Not everything I make in the studio comes out ‘right’ the first time I make it. I have standards, you know! Maybe what I’ve created doesn’t meet my original vision. Perhaps one detail can be improved. Maybe the first design needs to be trashed and rethought. I’ve been thinking a lot about standards this week; several projects in process are not quite up to my standard.
What is my standard in the clay studio? It’s a great question and one I need to remember to ask regularly. My guiding principle is to create useful pottery that reflects the joy I feel each time I touch clay. Each ClayByLaura piece should reflect attention to detail and evidence of the maker. The quality of each finished piece needs to be free of any evident defect.
Sometimes the materials I use do not cooperate at various stages of the clay making process with the standards. For instance, clay can sometimes crack apart when it dries. It’s a bummer. All that work and effort results in a flaw that cannot be fixed. So, that piece is ditched and recycled back to soft clay to be reused. Sometimes imperfections do not appear until after the piece has been glazed and fired. At that point, it must be thrown out or if minimal, sold at a much lesser price as a ‘second’.
I listened to Aretha Franklin music a lot this week. Carole King and Joni Mitchell songs were also played. I know the words to that music; the songs evoke strong memories and emotion when I listen (and sing along). These were some of the ‘standards’ of my youth and the lyrics seem to resonate even more strongly now. “R.E.S.P.E.C.T.”; “Don’t it always seem to go, that you don’t know what you got, til’ it’s gone, they paved paradise and put up a parking lot…”; “You make me feel like a natural woman” (Aretha, Carole King and especially Candace Bergen in Murphy Brown’s rendition).

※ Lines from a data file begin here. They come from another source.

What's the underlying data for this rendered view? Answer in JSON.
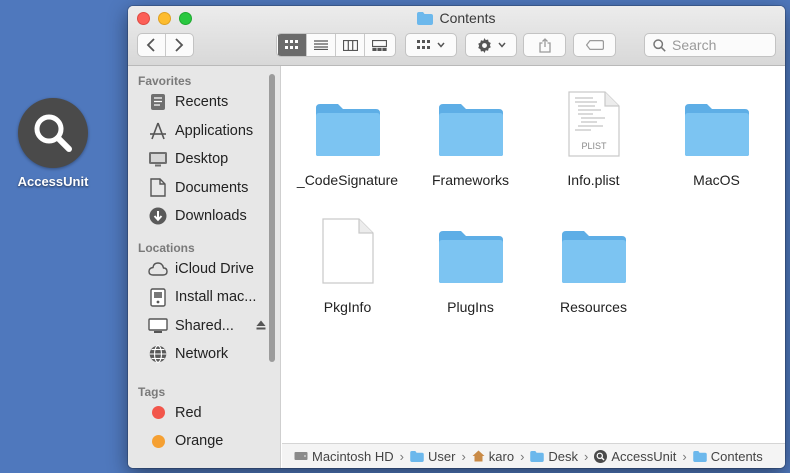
{
  "desktop": {
    "app_label": "AccessUnit"
  },
  "window": {
    "title": "Contents",
    "search_placeholder": "Search"
  },
  "sidebar": {
    "favorites_header": "Favorites",
    "favorites": [
      {
        "label": "Recents",
        "icon": "clock-icon"
      },
      {
        "label": "Applications",
        "icon": "applications-icon"
      },
      {
        "label": "Desktop",
        "icon": "desktop-icon"
      },
      {
        "label": "Documents",
        "icon": "document-icon"
      },
      {
        "label": "Downloads",
        "icon": "download-icon"
      }
    ],
    "locations_header": "Locations",
    "locations": [
      {
        "label": "iCloud Drive",
        "icon": "cloud-icon"
      },
      {
        "label": "Install mac...",
        "icon": "disk-icon"
      },
      {
        "label": "Shared...",
        "icon": "display-icon"
      },
      {
        "label": "Network",
        "icon": "globe-icon"
      }
    ],
    "tags_header": "Tags",
    "tags": [
      {
        "label": "Red",
        "color": "#f2564b"
      },
      {
        "label": "Orange",
        "color": "#f5a032"
      }
    ]
  },
  "files": [
    {
      "name": "_CodeSignature",
      "type": "folder"
    },
    {
      "name": "Frameworks",
      "type": "folder"
    },
    {
      "name": "Info.plist",
      "type": "plist",
      "badge": "PLIST"
    },
    {
      "name": "MacOS",
      "type": "folder"
    },
    {
      "name": "PkgInfo",
      "type": "document"
    },
    {
      "name": "PlugIns",
      "type": "folder"
    },
    {
      "name": "Resources",
      "type": "folder"
    }
  ],
  "pathbar": [
    {
      "label": "Macintosh HD",
      "icon": "harddrive-icon"
    },
    {
      "label": "User",
      "icon": "folder-icon"
    },
    {
      "label": "karo",
      "icon": "home-icon"
    },
    {
      "label": "Desk",
      "icon": "folder-icon"
    },
    {
      "label": "AccessUnit",
      "icon": "app-icon"
    },
    {
      "label": "Contents",
      "icon": "folder-icon"
    }
  ],
  "colors": {
    "folder": "#6cb8ec",
    "desktop_bg": "#4f78bd"
  }
}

There was a ‘feel good’ story reported on the news this past week that has stuck with me. It was about a young boy who caught a baseball at a Detroit Tigers game. He gave the ball to another young boy he didn’t know sitting in front of him (because it was his birthday). That young man caught a fly ball the following day and gave it to a little girl, because she’d never caught a ball at a game before. In the interview, the kids talked about their “line of awesomeness” and how it made them feel good. That's a standard I’m trying to emulate -- a line of awesomeness.
What's your favorite standard?